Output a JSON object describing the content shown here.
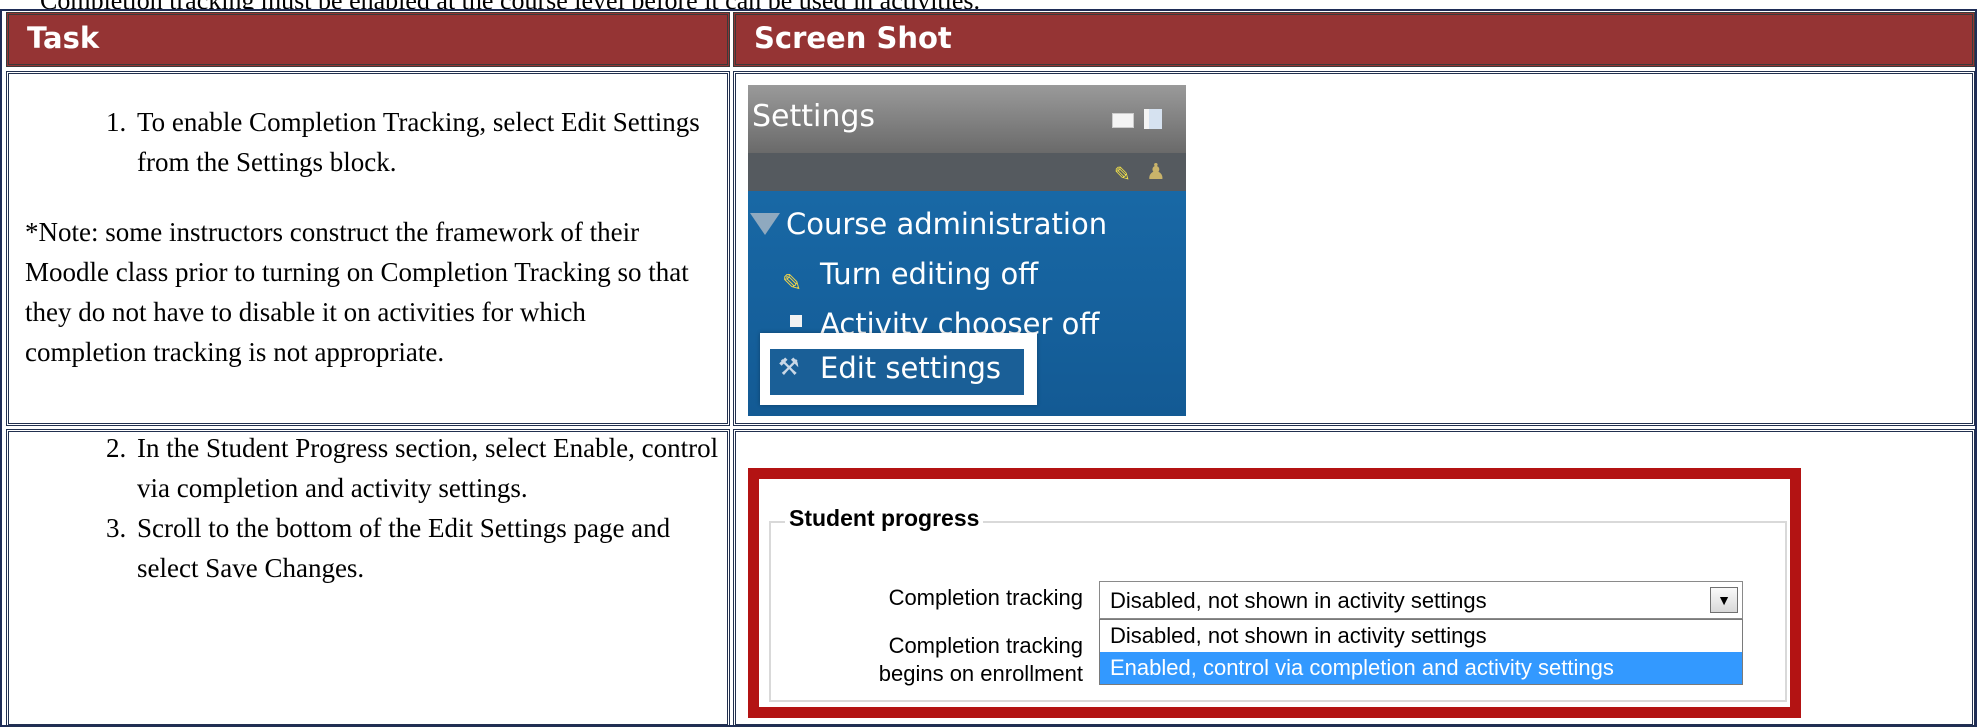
{
  "intro_text": "Completion tracking must be enabled at the course level before it can be used in activities.",
  "table": {
    "headers": [
      "Task",
      "Screen Shot"
    ],
    "row1": {
      "step1": "To enable Completion Tracking, select Edit Settings from the Settings block.",
      "note": "*Note: some instructors construct the framework of their Moodle class prior to turning on Completion Tracking so that they do not have to disable it on activities for which completion tracking is not appropriate."
    },
    "row2": {
      "step2": "In the Student Progress section, select Enable, control via completion and activity settings.",
      "step3": "Scroll to the bottom of the Edit Settings page and select Save Changes."
    }
  },
  "settings_block": {
    "title": "Settings",
    "section": "Course administration",
    "items": [
      "Turn editing off",
      "Activity chooser off",
      "Edit settings"
    ],
    "icons": [
      "minimize-icon",
      "dock-icon",
      "edit-icon",
      "assign-roles-icon",
      "collapse-triangle-icon",
      "square-icon",
      "tools-icon"
    ]
  },
  "student_progress": {
    "legend": "Student progress",
    "field1_label": "Completion tracking",
    "field2_label_line1": "Completion tracking",
    "field2_label_line2": "begins on enrollment",
    "selected_value": "Disabled, not shown in activity settings",
    "options": [
      "Disabled, not shown in activity settings",
      "Enabled, control via completion and activity settings"
    ]
  },
  "colors": {
    "header_bg": "#953434",
    "frame_red": "#b31313",
    "settings_blue": "#1b6fae",
    "highlight_blue": "#3399ff"
  }
}
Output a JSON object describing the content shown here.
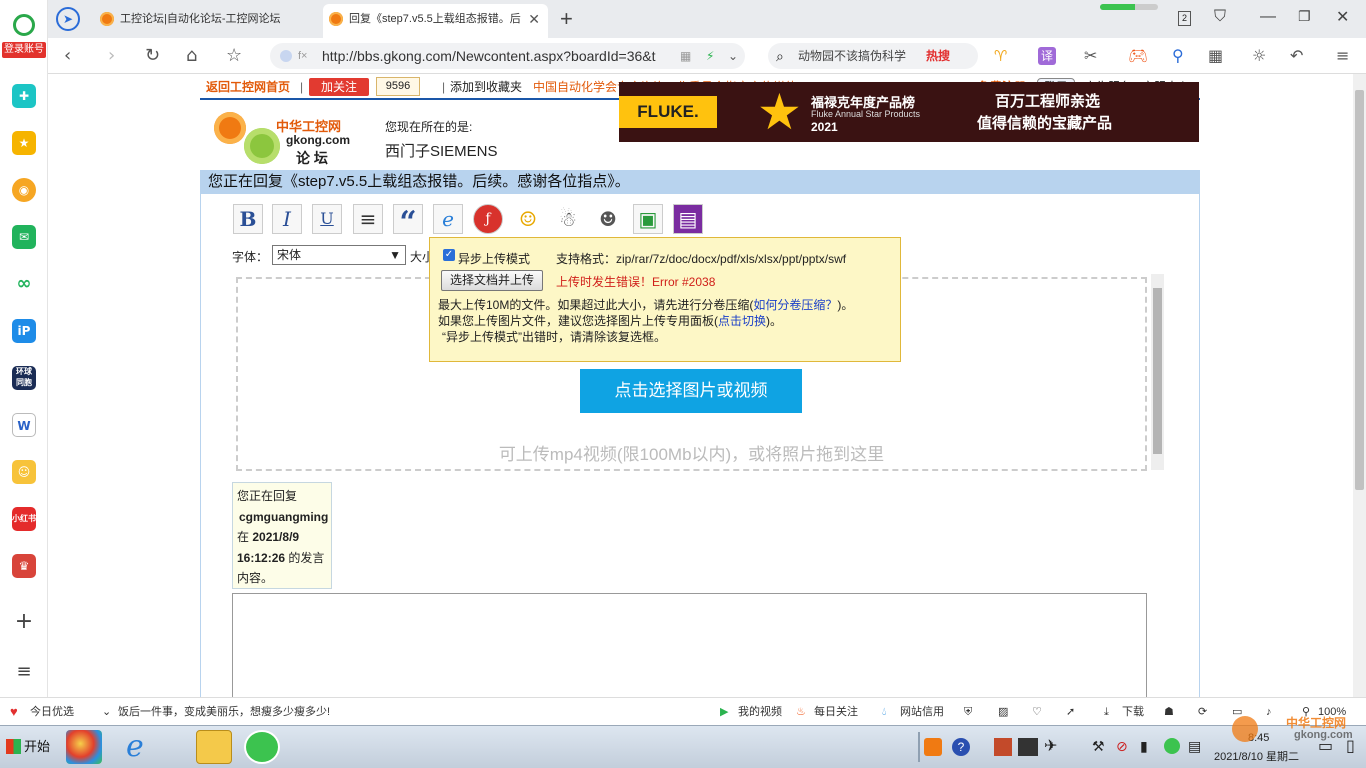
{
  "sidebar": {
    "login": "登录账号"
  },
  "tabs": [
    {
      "label": "工控论坛|自动化论坛-工控网论坛"
    },
    {
      "label": "回复《step7.v5.5上载组态报错。后"
    }
  ],
  "address": {
    "url": "http://bbs.gkong.com/Newcontent.aspx?boardId=36&t"
  },
  "search": {
    "text": "动物园不该搞伪科学",
    "hot": "热搜"
  },
  "topbar": {
    "home": "返回工控网首页",
    "follow": "加关注",
    "count": "9596",
    "bookmark": "添加到收藏夹",
    "slogan": "中国自动化学会专家咨询工作委员会指定宣传媒体",
    "register": "免费注册",
    "login": "登录",
    "ad": "广告服务",
    "service": "客服中心"
  },
  "header": {
    "logo_cn": "中华工控网",
    "logo_domain": "gkong.com",
    "logo_forum": "论 坛",
    "location_label": "您现在所在的是:",
    "location": "西门子SIEMENS",
    "banner_brand": "FLUKE.",
    "banner_title": "福禄克年度产品榜",
    "banner_sub": "Fluke Annual Star Products",
    "banner_year": "2021",
    "banner_right1": "百万工程师亲选",
    "banner_right2": "值得信赖的宝藏产品"
  },
  "reply_title": "您正在回复《step7.v5.5上载组态报错。后续。感谢各位指点》。",
  "toolbar": {
    "bold": "B",
    "italic": "I",
    "underline": "U",
    "quote": "“"
  },
  "font": {
    "label": "字体：",
    "value": "宋体",
    "size_label": "大小"
  },
  "upload": {
    "button": "点击选择图片或视频",
    "hint": "可上传mp4视频(限100Mb以内)，或将照片拖到这里"
  },
  "popup": {
    "async_label": "异步上传模式",
    "formats": "支持格式：zip/rar/7z/doc/docx/pdf/xls/xlsx/ppt/pptx/swf",
    "choose_btn": "选择文档并上传",
    "error": "上传时发生错误！Error #2038",
    "line1_a": "最大上传10M的文件。如果超过此大小，请先进行分卷压缩(",
    "line1_link": "如何分卷压缩？",
    "line1_b": ")。",
    "line2_a": "如果您上传图片文件，建议您选择图片上传专用面板(",
    "line2_link": "点击切换",
    "line2_b": ")。",
    "line3": "“异步上传模式”出错时，请清除该复选框。"
  },
  "quote": {
    "prefix": "您正在回复",
    "user": "cgmguangming",
    "at": "在",
    "date": "2021/8/9",
    "time": "16:12:26",
    "suffix": "的发言内容。"
  },
  "statusbar": {
    "left1": "今日优选",
    "left2": "饭后一件事，变成美丽乐，想瘦多少瘦多少!",
    "video": "我的视频",
    "daily": "每日关注",
    "credit": "网站信用",
    "download": "下载",
    "zoom": "100%"
  },
  "taskbar": {
    "start": "开始",
    "date": "2021/8/10 星期二",
    "time": "8:45",
    "watermark_cn": "中华工控网",
    "watermark_en": "gkong.com"
  }
}
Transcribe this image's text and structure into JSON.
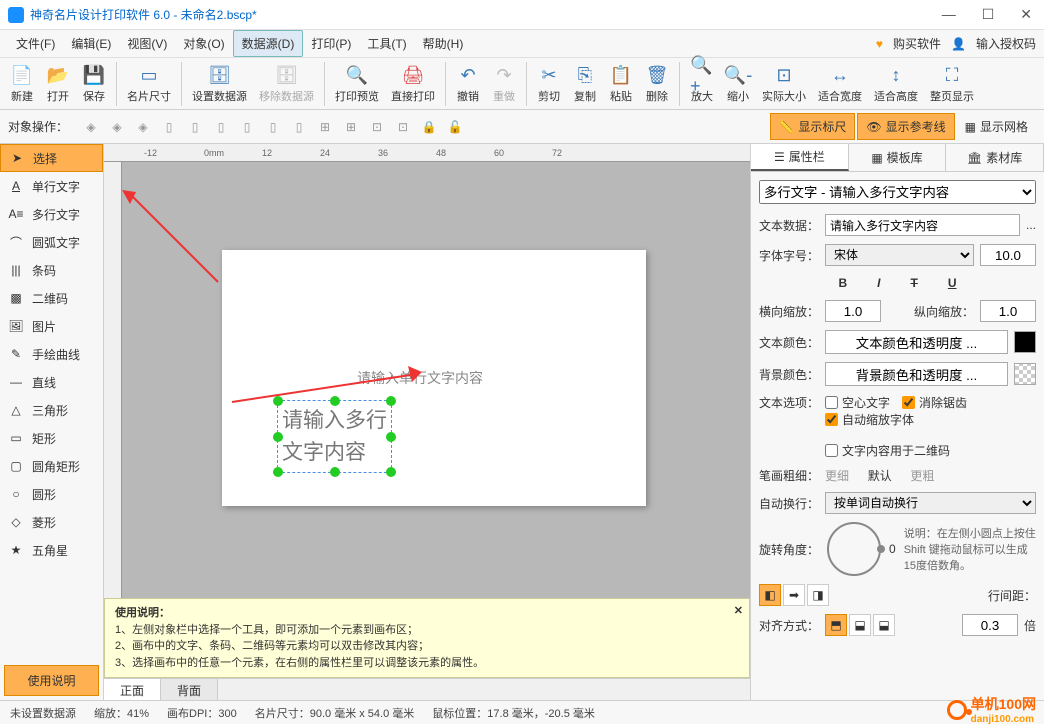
{
  "title": "神奇名片设计打印软件 6.0 - 未命名2.bscp*",
  "menu": {
    "file": "文件(F)",
    "edit": "编辑(E)",
    "view": "视图(V)",
    "object": "对象(O)",
    "datasource": "数据源(D)",
    "print": "打印(P)",
    "tools": "工具(T)",
    "help": "帮助(H)",
    "buy": "购买软件",
    "enter_code": "输入授权码"
  },
  "toolbar": {
    "new": "新建",
    "open": "打开",
    "save": "保存",
    "card_size": "名片尺寸",
    "set_ds": "设置数据源",
    "remove_ds": "移除数据源",
    "preview": "打印预览",
    "direct_print": "直接打印",
    "undo": "撤销",
    "redo": "重做",
    "cut": "剪切",
    "copy": "复制",
    "paste": "粘贴",
    "delete": "删除",
    "zoom_in": "放大",
    "zoom_out": "缩小",
    "actual": "实际大小",
    "fit_w": "适合宽度",
    "fit_h": "适合高度",
    "fit_page": "整页显示"
  },
  "objbar": {
    "label": "对象操作：",
    "show_ruler": "显示标尺",
    "show_guide": "显示参考线",
    "show_grid": "显示网格"
  },
  "tools": {
    "select": "选择",
    "single_text": "单行文字",
    "multi_text": "多行文字",
    "arc_text": "圆弧文字",
    "barcode": "条码",
    "qrcode": "二维码",
    "image": "图片",
    "freehand": "手绘曲线",
    "line": "直线",
    "triangle": "三角形",
    "rect": "矩形",
    "round_rect": "圆角矩形",
    "circle": "圆形",
    "diamond": "菱形",
    "star": "五角星",
    "use_info": "使用说明"
  },
  "canvas": {
    "single_placeholder": "请输入单行文字内容",
    "multi_placeholder_l1": "请输入多行",
    "multi_placeholder_l2": "文字内容",
    "tab_front": "正面",
    "tab_back": "背面",
    "ruler_ticks": [
      "-12",
      "0mm",
      "12",
      "24",
      "36",
      "48",
      "60",
      "72"
    ]
  },
  "help": {
    "title": "使用说明：",
    "l1": "1、左侧对象栏中选择一个工具，即可添加一个元素到画布区；",
    "l2": "2、画布中的文字、条码、二维码等元素均可以双击修改其内容；",
    "l3": "3、选择画布中的任意一个元素，在右侧的属性栏里可以调整该元素的属性。"
  },
  "rpanel": {
    "tabs": {
      "props": "属性栏",
      "templates": "模板库",
      "assets": "素材库"
    },
    "object_desc": "多行文字 - 请输入多行文字内容",
    "text_data": "文本数据：",
    "text_data_val": "请输入多行文字内容",
    "font": "字体字号：",
    "font_val": "宋体",
    "font_size": "10.0",
    "bold": "B",
    "italic": "I",
    "strike": "T",
    "under": "U",
    "hscale": "横向缩放：",
    "hscale_val": "1.0",
    "vscale": "纵向缩放：",
    "vscale_val": "1.0",
    "text_color": "文本颜色：",
    "text_color_btn": "文本颜色和透明度 ...",
    "bg_color": "背景颜色：",
    "bg_color_btn": "背景颜色和透明度 ...",
    "text_opts": "文本选项：",
    "hollow": "空心文字",
    "antialias": "消除锯齿",
    "autoscale_font": "自动缩放字体",
    "qr_content": "文字内容用于二维码",
    "stroke": "笔画粗细：",
    "thin": "更细",
    "default": "默认",
    "thick": "更粗",
    "wrap": "自动换行：",
    "wrap_val": "按单词自动换行",
    "rotate": "旋转角度：",
    "rotate_val": "0",
    "rotate_desc": "说明：在左侧小圆点上按住 Shift 键拖动鼠标可以生成15度倍数角。",
    "line_space": "行间距：",
    "line_space_val": "0.3",
    "line_unit": "倍",
    "align": "对齐方式："
  },
  "status": {
    "ds": "未设置数据源",
    "zoom": "缩放：41%",
    "dpi": "画布DPI：300",
    "size": "名片尺寸：90.0 毫米 x 54.0 毫米",
    "pos": "鼠标位置：17.8 毫米，-20.5 毫米"
  },
  "watermark": {
    "text": "单机100网",
    "url": "danji100.com"
  }
}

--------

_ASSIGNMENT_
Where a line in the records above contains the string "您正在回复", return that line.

_TASK OUTPUT_
  "reply_title": "您正在回复《step7.v5.5上载组态报错。后续。感谢各位指点》。",
    "prefix": "您正在回复",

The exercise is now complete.